Cavanagh et al show that characterizing the temporal receptive field of integration of individual PFC neurons from their resting activity (via autocorrelation) helps predict their coding for value. In short, taking into account the temporal dynamics of neuron spiking yields more information about their role in representing value than spike rates alone.
Cavanagh, Sean E., et al. “Autocorrelation structure at rest predicts value correlates of single neurons during reward-guided choice.” eLife 5 (2016): e18937.

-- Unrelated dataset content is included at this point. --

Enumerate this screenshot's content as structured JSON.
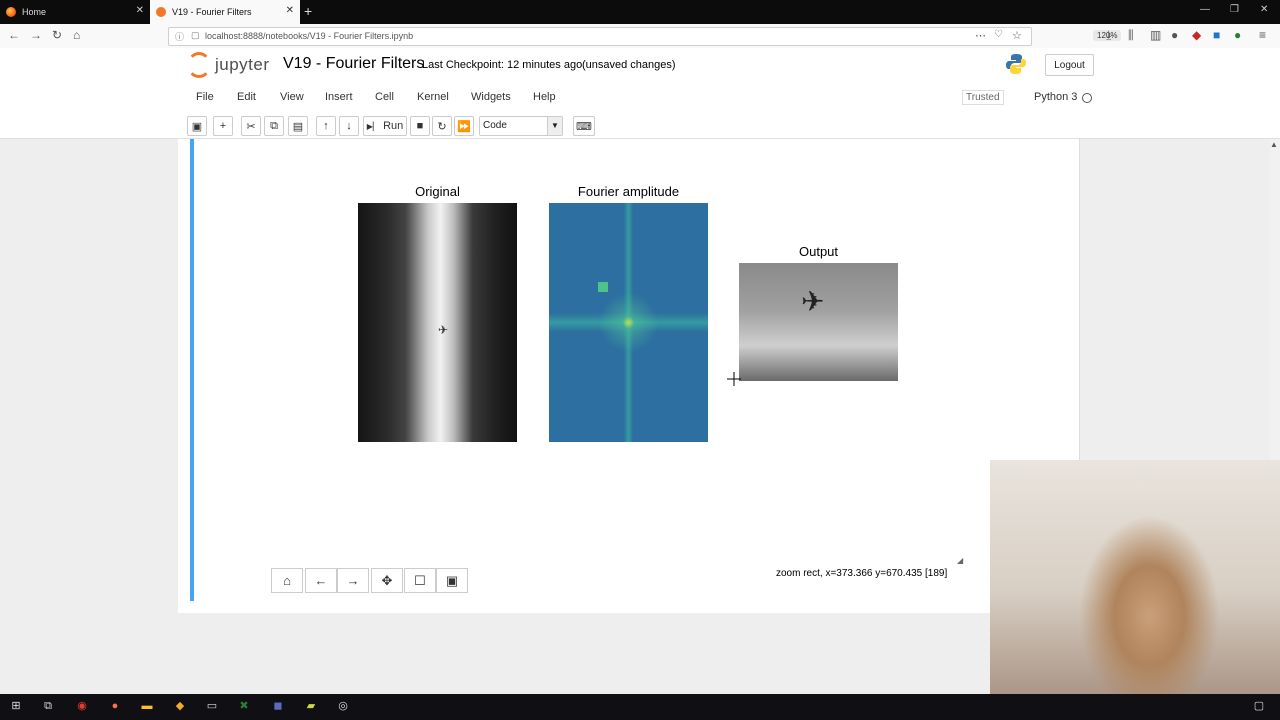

Betsy Murray and crew find evidence to resolve two different views of the function of the orbitofrontal cortex (OFC). One view is that the OFC provides inhibitory control and emotion regulation. The other view is that processes the value of things. They show that damage limited to the OFC does not affect inhibitory or emotional control, but damage to nearby fiber tracts do. There you go.